As local land managers began collecting more and more fees, they saw their appropriated budgets fall. Although congressionally appropriated funding increased, more and more of it was diverted into administrative overhead and local sites began to rely on fees. The “supplemental” revenue that was supposed to help with backlogged maintenance was instead used for routine day-to-day operations. Fees began to be charged for entrance to entire National Forests, driving on scenic roads, use of trails and undeveloped campsites, and for toilets and picnic tables. National Park entrance fees skyrocketed and National Parks began charging additional, layered fees for such things as backcountry permits and interpretive programs.

Fee Demo was unpopular with many public lands users. There were protest rallies, acts of civil disobedience, and negative stories in the media. Grassroots groups opposed to Fee Demo were organized, such as the Western Slope No-Fee Coalition. Resolutions calling for an end to the fees were passed by elected bodies at the State, County, and Local levels, as well as by various Organizations. By 2004, when Fee Demo was scheduled to expire unless renewed again by Congress, it was clear that there were not enough votes to approve another extension, and Fee Demo was set to die a well-deserved death.

2005-Present: The Federal Lands Recreation Enhancement Act (FLREA)
But Fee Demo had powerful supporters, including the American Recreation Coalition and U.S. Representatives Ralph Regula (R-OH) and Richard Pombo (R-CA). Instead of letting Fee Demo end, they pushed a new fee law through Pombo’s House Resources Committee and Regula attached it as a rider to the 2005 Omnibus Appropriations Bill. FLREA repealed Fee Demo and replaced it with a 10-year fee authority for all four of the original agencies plus the Bureau of Reclamation.

FLREA authorizes three types of fees:

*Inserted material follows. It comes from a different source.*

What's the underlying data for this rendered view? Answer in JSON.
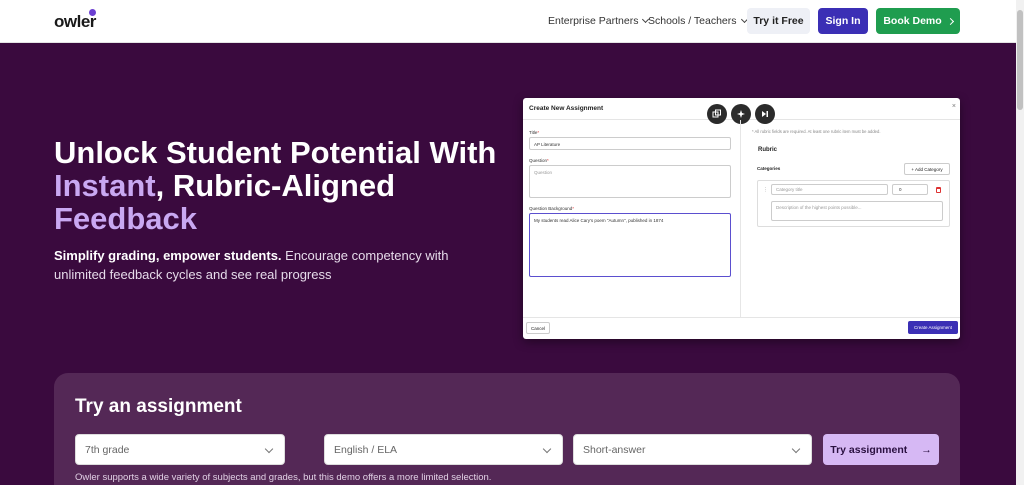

  • Standard Amenity Fee: Six specific amenities or services must be present in the “area.” The word “area” is not defined and gets stretched to include all the land on either side of scenic roads and huge parcels that contain both developed and undeveloped sites. Many Standard Amenity “areas” contain trailheads that access thousands of acres of backcountry.
  • Expanded Amenity Fee: Campgrounds that have five out of nine specific amenities or services, cabin rentals, reservation services, electric/water/cable hookups, RV dump stations, developed swimming sites with specific amenities, and specialized boat launches.
  • Special Recreation Permit Fee: The section of the law on SRPs is vaguely worded and open-ended, and they are being used wherever one of the other two types cannot be stretched to fit.

For our survey report on how the provisions of the FLREA that were meant to protect public access are being sidestepped, click here. Have access fees benefited public lands? See for yourself.

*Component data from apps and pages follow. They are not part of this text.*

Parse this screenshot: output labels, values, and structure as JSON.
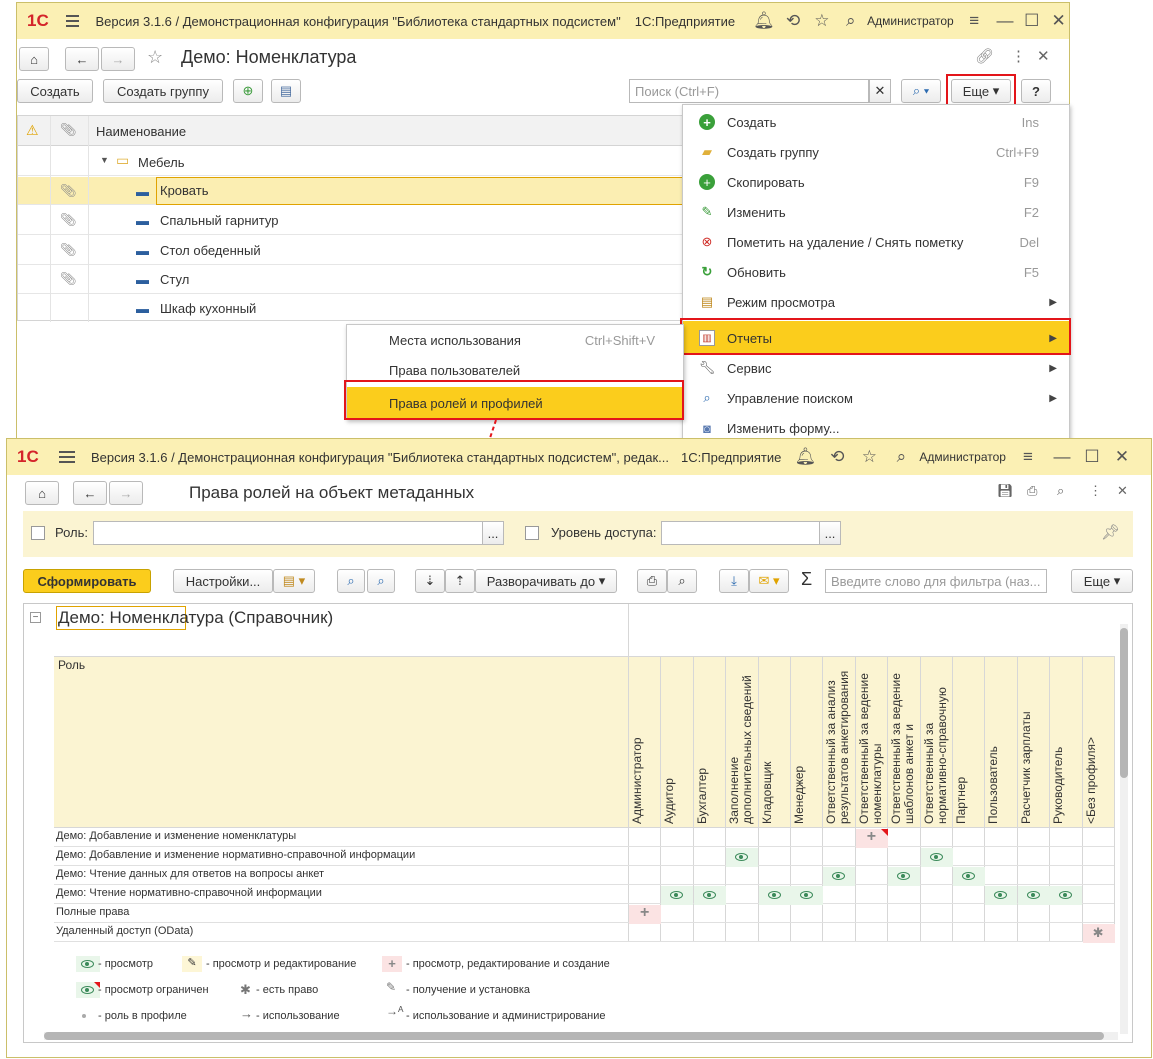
{
  "top": {
    "logo": "1С",
    "title": "Версия 3.1.6 / Демонстрационная конфигурация \"Библиотека стандартных подсистем\"",
    "app": "1С:Предприятие",
    "user": "Администратор",
    "form_title": "Демо: Номенклатура",
    "create_btn": "Создать",
    "create_group_btn": "Создать группу",
    "search_placeholder": "Поиск (Ctrl+F)",
    "more_btn": "Еще",
    "help_btn": "?",
    "col_name": "Наименование",
    "items": [
      {
        "label": "Мебель",
        "type": "group"
      },
      {
        "label": "Кровать",
        "type": "item"
      },
      {
        "label": "Спальный гарнитур",
        "type": "item"
      },
      {
        "label": "Стол обеденный",
        "type": "item"
      },
      {
        "label": "Стул",
        "type": "item"
      },
      {
        "label": "Шкаф кухонный",
        "type": "item"
      }
    ]
  },
  "more_menu": [
    {
      "label": "Создать",
      "shortcut": "Ins",
      "icon": "plus-circle-icon"
    },
    {
      "label": "Создать группу",
      "shortcut": "Ctrl+F9",
      "icon": "folder-plus-icon"
    },
    {
      "label": "Скопировать",
      "shortcut": "F9",
      "icon": "copy-icon"
    },
    {
      "label": "Изменить",
      "shortcut": "F2",
      "icon": "pencil-icon"
    },
    {
      "label": "Пометить на удаление / Снять пометку",
      "shortcut": "Del",
      "icon": "delete-mark-icon"
    },
    {
      "label": "Обновить",
      "shortcut": "F5",
      "icon": "refresh-icon"
    },
    {
      "label": "Режим просмотра",
      "shortcut": "",
      "icon": "view-mode-icon"
    },
    {
      "label": "Отчеты",
      "shortcut": "",
      "icon": "reports-icon"
    },
    {
      "label": "Сервис",
      "shortcut": "",
      "icon": "wrench-icon"
    },
    {
      "label": "Управление поиском",
      "shortcut": "",
      "icon": "search-icon"
    },
    {
      "label": "Изменить форму...",
      "shortcut": "",
      "icon": "form-icon"
    }
  ],
  "reports_menu": [
    {
      "label": "Места использования",
      "shortcut": "Ctrl+Shift+V"
    },
    {
      "label": "Права пользователей",
      "shortcut": ""
    },
    {
      "label": "Права ролей и профилей",
      "shortcut": ""
    }
  ],
  "bottom": {
    "title": "Версия 3.1.6 / Демонстрационная конфигурация \"Библиотека стандартных подсистем\", редак...",
    "app": "1С:Предприятие",
    "user": "Администратор",
    "form_title": "Права ролей на объект метаданных",
    "role_label": "Роль:",
    "access_label": "Уровень доступа:",
    "generate_btn": "Сформировать",
    "settings_btn": "Настройки...",
    "expand_btn": "Разворачивать до",
    "filter_placeholder": "Введите слово для фильтра (наз...",
    "more_btn": "Еще",
    "sigma": "Σ",
    "report_title": "Демо: Номенклатура (Справочник)",
    "role_header": "Роль",
    "profiles": [
      "Администратор",
      "Аудитор",
      "Бухгалтер",
      "Заполнение\nдополнительных сведений",
      "Кладовщик",
      "Менеджер",
      "Ответственный за анализ\nрезультатов анкетирования",
      "Ответственный за ведение\nноменклатуры",
      "Ответственный за ведение\nшаблонов анкет и",
      "Ответственный за\nнормативно-справочную",
      "Партнер",
      "Пользователь",
      "Расчетчик зарплаты",
      "Руководитель",
      "<Без профиля>"
    ],
    "rows": [
      {
        "label": "Демо: Добавление и изменение номенклатуры",
        "marks": [
          {
            "col": 7,
            "type": "plus-restricted"
          }
        ]
      },
      {
        "label": "Демо: Добавление и изменение нормативно-справочной информации",
        "marks": [
          {
            "col": 3,
            "type": "eye"
          },
          {
            "col": 9,
            "type": "eye"
          }
        ]
      },
      {
        "label": "Демо: Чтение данных для ответов на вопросы анкет",
        "marks": [
          {
            "col": 6,
            "type": "eye"
          },
          {
            "col": 8,
            "type": "eye"
          },
          {
            "col": 10,
            "type": "eye"
          }
        ]
      },
      {
        "label": "Демо: Чтение нормативно-справочной информации",
        "marks": [
          {
            "col": 1,
            "type": "eye"
          },
          {
            "col": 2,
            "type": "eye"
          },
          {
            "col": 4,
            "type": "eye"
          },
          {
            "col": 5,
            "type": "eye"
          },
          {
            "col": 11,
            "type": "eye"
          },
          {
            "col": 12,
            "type": "eye"
          },
          {
            "col": 13,
            "type": "eye"
          }
        ]
      },
      {
        "label": "Полные права",
        "marks": [
          {
            "col": 0,
            "type": "plus"
          }
        ]
      },
      {
        "label": "Удаленный доступ (OData)",
        "marks": [
          {
            "col": 14,
            "type": "star"
          }
        ]
      }
    ],
    "legend": [
      {
        "text": "- просмотр"
      },
      {
        "text": "- просмотр и редактирование"
      },
      {
        "text": "- просмотр, редактирование и создание"
      },
      {
        "text": "- просмотр ограничен"
      },
      {
        "text": "- есть право"
      },
      {
        "text": "- получение и установка"
      },
      {
        "text": "- роль в профиле"
      },
      {
        "text": "- использование"
      },
      {
        "text": "- использование и администрирование"
      }
    ]
  },
  "colors": {
    "accent": "#fbcd1c",
    "highlight": "#e3151a",
    "titlebar": "#fbf0b4"
  }
}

The Future: FLREA reached is original sunset date on December 8, 2014 but was extended several times. It is currently authorized through September 30, 2017. Members of both houses of congress have expressed their intent to replace FLREA with reformed recreation fee authority. What that might include is impossible to predict. Some of the bills that have been introduced or presented for discussion would remove the restrictions in FLREA and return to the wide-open authority that failed under Fee Demo. You can follow past and future legislative proposals HERE.